MeteoSwiss works closely with specialist cantonal departments and other institutions which operate their own monitoring networks. This allows for gaps in MeteoSwiss's own network to be filled and increases the precision of forecasts and warnings. The quality of all monitoring stations is checked by an independent body.
As a Federal Office, MeteoSwiss has a legal mandate to warn the population and authorities about dangerous weather events. To enable it to make more accurate forecasts, it is of the utmost importance to have temporally and spatially dense, high-quality measurement data, as such data represent a central input variable in weather models. MeteoSwiss thus supplements its own monitoring network comprising automatic ground-based stations (SwissMetNet) with measurement data from specialist cantonal departments and other institutions which operate their own monitoring networks. In total, MeteoSwiss works with around 30 domestic and international partners which operate approximately 1,500 monitoring stations for various fields of application. This allows for gaps in the national monitoring network to be filled and for synergies to be exploited.

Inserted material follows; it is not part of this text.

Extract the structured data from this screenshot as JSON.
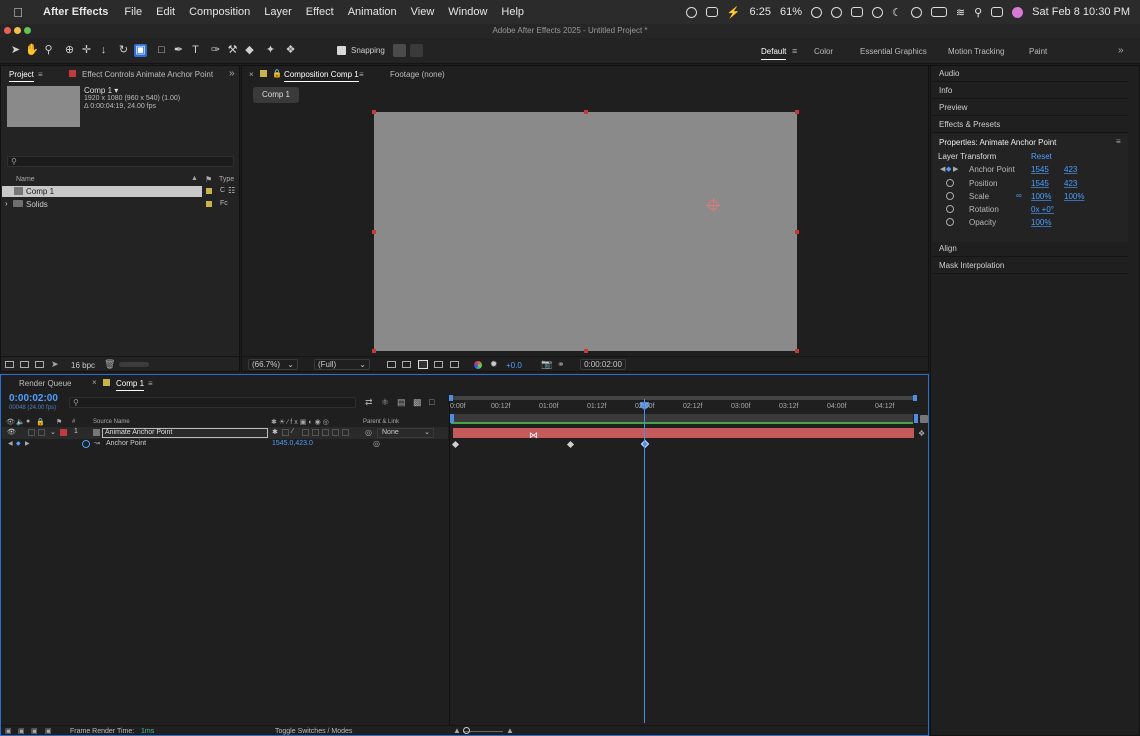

The use of measurement data from other monitoring network operators means it is essential that MeteoSwiss, as an ISO-certified Federal Office, ensures the reliability of the measurements and the use of a uniform standard in terms of data quality. To this end, relevant monitoring stations in the SwisMetNet, and those of partners, are subjected to an on-site quality assessment. This is performed by an independent auditor. Only automatic monitoring stations are certified. Among other aspects, the measurement location and instruments, as well as their calibration and maintenance, are checked.
Warnings and forecasts
The partner data flows into MeteoSwiss's data warehouse and is used for various purposes:
- Weather forecasts
- For combination with precipitation radar data
- For feeding into flood forecasting models by the Federal Office for the Environment (BAFU).
- For forwarding to the Joint Information Platform for Natural Hazards (GIN)